She walked RIGHT in front of us, then to our side, then decided the view was nice and sat next to the log we vacated. Exhausted, she lay down and relaxed...and I thought "we are going to be here a very long time". However, still hungry from a long winter of hibernation, she sighed and rambled back to the meadow to munch grass.

Hard to pick only a couple photos to share! What a day! Into our tent-hut for a much needed rest...

Monday, June 24, 2019

Best Vacation Ever: Alaska Day 1

Best Vacation Ever: Alaska Day 1

Writing these post-vacation, hope my recall is good!
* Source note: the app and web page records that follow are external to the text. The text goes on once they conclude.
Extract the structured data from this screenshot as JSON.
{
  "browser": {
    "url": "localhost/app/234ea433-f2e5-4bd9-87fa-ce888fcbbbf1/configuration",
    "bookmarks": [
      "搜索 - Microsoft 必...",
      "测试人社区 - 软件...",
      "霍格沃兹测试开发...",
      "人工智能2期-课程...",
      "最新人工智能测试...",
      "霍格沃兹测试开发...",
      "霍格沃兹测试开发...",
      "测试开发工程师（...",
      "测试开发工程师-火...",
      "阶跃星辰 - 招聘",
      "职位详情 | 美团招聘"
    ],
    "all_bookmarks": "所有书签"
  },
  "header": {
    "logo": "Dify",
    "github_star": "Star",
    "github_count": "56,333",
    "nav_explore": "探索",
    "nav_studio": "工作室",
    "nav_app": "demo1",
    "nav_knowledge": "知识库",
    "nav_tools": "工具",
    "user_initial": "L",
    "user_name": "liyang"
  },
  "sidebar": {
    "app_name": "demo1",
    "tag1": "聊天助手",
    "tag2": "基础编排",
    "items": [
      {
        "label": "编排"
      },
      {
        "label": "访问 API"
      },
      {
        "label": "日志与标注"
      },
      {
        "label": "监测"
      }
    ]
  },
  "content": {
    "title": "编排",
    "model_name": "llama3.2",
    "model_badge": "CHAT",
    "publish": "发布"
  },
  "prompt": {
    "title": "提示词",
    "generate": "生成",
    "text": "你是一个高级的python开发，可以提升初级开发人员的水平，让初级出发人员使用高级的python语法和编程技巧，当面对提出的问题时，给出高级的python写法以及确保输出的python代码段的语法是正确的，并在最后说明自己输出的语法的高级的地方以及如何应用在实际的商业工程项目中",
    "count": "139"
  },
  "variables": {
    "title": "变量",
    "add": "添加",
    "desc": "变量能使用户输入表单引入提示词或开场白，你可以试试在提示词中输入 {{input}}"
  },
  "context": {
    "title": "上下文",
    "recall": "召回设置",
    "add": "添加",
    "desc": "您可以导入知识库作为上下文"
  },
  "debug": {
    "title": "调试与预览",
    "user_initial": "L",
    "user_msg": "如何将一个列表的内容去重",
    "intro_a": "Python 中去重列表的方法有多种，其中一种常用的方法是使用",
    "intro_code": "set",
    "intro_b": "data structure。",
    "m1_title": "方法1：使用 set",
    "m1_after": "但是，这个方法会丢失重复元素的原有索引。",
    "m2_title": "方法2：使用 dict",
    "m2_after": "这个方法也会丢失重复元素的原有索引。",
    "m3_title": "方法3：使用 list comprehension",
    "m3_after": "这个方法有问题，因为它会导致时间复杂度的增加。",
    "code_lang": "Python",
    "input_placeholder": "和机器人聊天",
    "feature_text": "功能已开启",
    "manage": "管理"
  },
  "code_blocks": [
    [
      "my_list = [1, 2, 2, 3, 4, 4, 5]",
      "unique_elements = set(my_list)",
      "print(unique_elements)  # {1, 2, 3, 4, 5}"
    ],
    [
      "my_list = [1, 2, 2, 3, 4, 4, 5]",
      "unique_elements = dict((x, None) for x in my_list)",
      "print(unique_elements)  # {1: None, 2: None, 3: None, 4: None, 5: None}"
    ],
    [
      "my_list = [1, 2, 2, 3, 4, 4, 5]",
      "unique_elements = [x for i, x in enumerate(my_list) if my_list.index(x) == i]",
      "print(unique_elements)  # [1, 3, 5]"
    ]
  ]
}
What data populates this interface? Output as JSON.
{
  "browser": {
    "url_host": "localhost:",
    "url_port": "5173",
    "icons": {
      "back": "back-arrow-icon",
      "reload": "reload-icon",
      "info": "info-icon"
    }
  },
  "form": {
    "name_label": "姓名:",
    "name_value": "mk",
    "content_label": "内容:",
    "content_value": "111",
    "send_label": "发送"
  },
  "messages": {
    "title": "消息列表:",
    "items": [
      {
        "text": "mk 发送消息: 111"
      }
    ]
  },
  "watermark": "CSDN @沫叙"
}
We started the travel day getting up at 5, taxi at 7:30, flight at 10. Barry and I planned to use one day passes at the O'Hare United Lounge, but no go...busy Monday morning so restricted access to only real members. Barry then dropped his insulated cup/vacuum lid (not Yeti..Menard's version) and it immediately cracked. We soon discovered mine leaked like a sieve when tilted, so will shop in Anchorage. Water bottles were required at our Lodge. This incident is important...stay tuned.

The majority of our plans were made through the Great Alaska Adventure Lodge. More on this AMAZING location and people in upcoming days. One of their preferred Anchorage hotels was the Lakefront. This hotel sits on Lake Spenard/Lake Hood, the largest float plane harbor in the world. Only 20% of Alaska is accessible by road; many people have personal airstrips and planes to reach their homes. Float planes flew overhead continually.

We took the gratis hotel shuttle downtown Anchorage to eat and buy water bottles. Had an early dinner at The Glacier Brewhouse, then off to an outfitter store. Managed to do all before the return shuttle scheduled. When we arrived, the shuttle was loading, clearly more people waiting than seats. Several irritated couples spoke up saying they waited an additional hour due to previous shuttle crowd, so we backed away. When it left, we started chatting with a woman unable to get a seat, and offered to share an uber.

This was my biggest God-incidence of the trip (I don't believe in coincidence!). Lisa was about our age, first time to Alaska. It turned out she was with Great Alaska as well, and would be traveling with us in the morning. And she was from Indiana. And, sadly, she revealed that this was to have been her 30th anniversary trip with her husband, who died in November after late stage cancer diagnosis. She courageously decided to come alone. We shared much of our trip, and it was a joy to get to know and spend time with Lisa.

Early night due to time change and 7:30 a.m. morning pickup. So much more to tell you! Stay tuned. Third picture is the tease...